Melted bin/on-the-nose metaphor, Tottenham

Despite all my best efforts to listen to new music, this month’s playlist wound up consisting of a lot of quite comfortable listens. If it was to be a truly accurate reflection of my listening tastes for March, it would consist mostly of tracks from the last four Spoon albums. The Tony Allen (RIP)/Ben Okri/Skepta track I heard on 6Music and loved; the Kate Bush was in my head when I woke up on one of the few nice mornings this month (“Like the sun coming out…“) and its subject, Wilhelm Reich, just came up in the new Olivia Laing book which I’m reading; Barringtone I stumbled across when looking up what the members of short-lived indie sensations Clor were up to now; the Wilco song may be slightly on the nose.

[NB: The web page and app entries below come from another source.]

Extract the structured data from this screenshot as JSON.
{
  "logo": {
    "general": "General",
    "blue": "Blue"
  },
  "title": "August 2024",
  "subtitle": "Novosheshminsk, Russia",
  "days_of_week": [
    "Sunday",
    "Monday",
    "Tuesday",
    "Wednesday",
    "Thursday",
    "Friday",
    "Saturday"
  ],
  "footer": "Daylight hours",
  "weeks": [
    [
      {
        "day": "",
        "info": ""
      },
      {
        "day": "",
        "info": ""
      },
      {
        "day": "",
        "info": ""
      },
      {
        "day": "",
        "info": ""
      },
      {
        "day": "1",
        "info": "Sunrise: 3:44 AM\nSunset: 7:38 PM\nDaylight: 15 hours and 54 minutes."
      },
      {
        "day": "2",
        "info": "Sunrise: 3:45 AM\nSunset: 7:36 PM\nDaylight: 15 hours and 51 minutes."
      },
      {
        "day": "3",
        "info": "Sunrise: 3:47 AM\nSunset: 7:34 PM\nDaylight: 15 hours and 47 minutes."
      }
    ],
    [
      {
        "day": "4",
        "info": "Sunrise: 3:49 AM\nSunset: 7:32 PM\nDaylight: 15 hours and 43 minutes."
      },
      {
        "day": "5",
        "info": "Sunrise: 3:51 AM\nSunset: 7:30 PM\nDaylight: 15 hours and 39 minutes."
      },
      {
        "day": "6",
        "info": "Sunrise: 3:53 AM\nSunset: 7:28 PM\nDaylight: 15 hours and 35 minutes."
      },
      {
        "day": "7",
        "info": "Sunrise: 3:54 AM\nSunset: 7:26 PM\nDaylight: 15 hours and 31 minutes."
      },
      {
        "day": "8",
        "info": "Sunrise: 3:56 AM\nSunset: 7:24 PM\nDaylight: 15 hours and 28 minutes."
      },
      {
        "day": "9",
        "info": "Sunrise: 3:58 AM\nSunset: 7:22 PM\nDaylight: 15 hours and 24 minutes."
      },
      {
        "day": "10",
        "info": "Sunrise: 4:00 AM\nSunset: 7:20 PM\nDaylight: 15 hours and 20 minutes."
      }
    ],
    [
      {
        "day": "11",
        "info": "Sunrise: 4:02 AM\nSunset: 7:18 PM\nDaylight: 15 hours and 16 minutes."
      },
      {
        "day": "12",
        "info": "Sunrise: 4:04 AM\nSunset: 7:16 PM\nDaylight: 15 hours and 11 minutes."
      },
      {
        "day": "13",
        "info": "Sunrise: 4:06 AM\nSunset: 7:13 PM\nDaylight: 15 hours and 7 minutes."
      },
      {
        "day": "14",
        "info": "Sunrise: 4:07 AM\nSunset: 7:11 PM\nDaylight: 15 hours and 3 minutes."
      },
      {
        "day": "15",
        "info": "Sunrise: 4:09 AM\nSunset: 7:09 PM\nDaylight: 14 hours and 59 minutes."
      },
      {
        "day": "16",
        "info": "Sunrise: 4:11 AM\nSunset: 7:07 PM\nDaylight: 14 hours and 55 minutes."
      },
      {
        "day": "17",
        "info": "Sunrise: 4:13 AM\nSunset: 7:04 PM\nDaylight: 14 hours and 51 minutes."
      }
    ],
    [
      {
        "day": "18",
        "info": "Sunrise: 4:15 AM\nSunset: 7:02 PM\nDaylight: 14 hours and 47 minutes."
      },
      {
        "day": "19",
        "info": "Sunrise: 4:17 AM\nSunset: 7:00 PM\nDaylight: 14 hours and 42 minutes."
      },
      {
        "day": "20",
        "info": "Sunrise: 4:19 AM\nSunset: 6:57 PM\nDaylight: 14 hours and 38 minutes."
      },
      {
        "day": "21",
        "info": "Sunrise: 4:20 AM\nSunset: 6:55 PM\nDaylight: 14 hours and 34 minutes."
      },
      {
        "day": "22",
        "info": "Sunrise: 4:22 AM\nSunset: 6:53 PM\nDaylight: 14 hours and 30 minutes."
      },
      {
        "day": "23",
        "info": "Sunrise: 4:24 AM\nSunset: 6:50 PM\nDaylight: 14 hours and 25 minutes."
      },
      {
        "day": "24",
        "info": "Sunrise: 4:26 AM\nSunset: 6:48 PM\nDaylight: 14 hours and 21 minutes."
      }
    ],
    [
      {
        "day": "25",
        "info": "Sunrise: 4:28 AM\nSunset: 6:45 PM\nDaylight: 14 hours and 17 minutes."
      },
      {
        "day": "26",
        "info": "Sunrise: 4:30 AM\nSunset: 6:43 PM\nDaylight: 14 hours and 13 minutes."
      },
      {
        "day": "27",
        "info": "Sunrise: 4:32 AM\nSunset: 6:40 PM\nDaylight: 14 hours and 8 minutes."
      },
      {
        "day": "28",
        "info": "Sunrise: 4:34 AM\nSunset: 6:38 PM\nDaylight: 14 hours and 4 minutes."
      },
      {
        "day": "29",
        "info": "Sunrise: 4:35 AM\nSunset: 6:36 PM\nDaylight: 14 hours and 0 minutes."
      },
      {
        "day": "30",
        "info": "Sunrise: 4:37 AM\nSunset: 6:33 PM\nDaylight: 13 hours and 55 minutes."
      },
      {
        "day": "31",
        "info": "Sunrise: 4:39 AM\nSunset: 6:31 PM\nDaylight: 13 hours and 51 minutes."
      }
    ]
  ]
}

  1. Silk Sonic - Leave The Door Open”
  2. Barringtone - Gold Medal Vision”
  3. Spoon - Inside Out”
  4. Tony Allen - Cosmosis” (feat. Ben Okri, Skepta)
  5. Black Rebel Motorcycle - Howl”
  6. Bassline - You’ve Gone” (feat. Lorraine Chambers”
  7. Kate Bush - Cloudbusting”
  8. Arab Strap - Here Comes Comus!”
  9. The National - Light Years”
  10. Wilco - Hate It Here”

Miscellaneous link round-up

As is par for the course with me, I am finishing this off at 2am the night before I move, because moving house dredges up a level of anxiety I haven’t felt since adolescence! Better to dedicate my stress-insomnia to something productive, rather than allowing my imagination to spiral while podcasts piped through my sleep headphones fail to do their job of distracting me. I look forward to writing the next edition of this newsletter from a new house, in a new room, in a much better situation. I hope April brings good things to you too. Goodbye forever!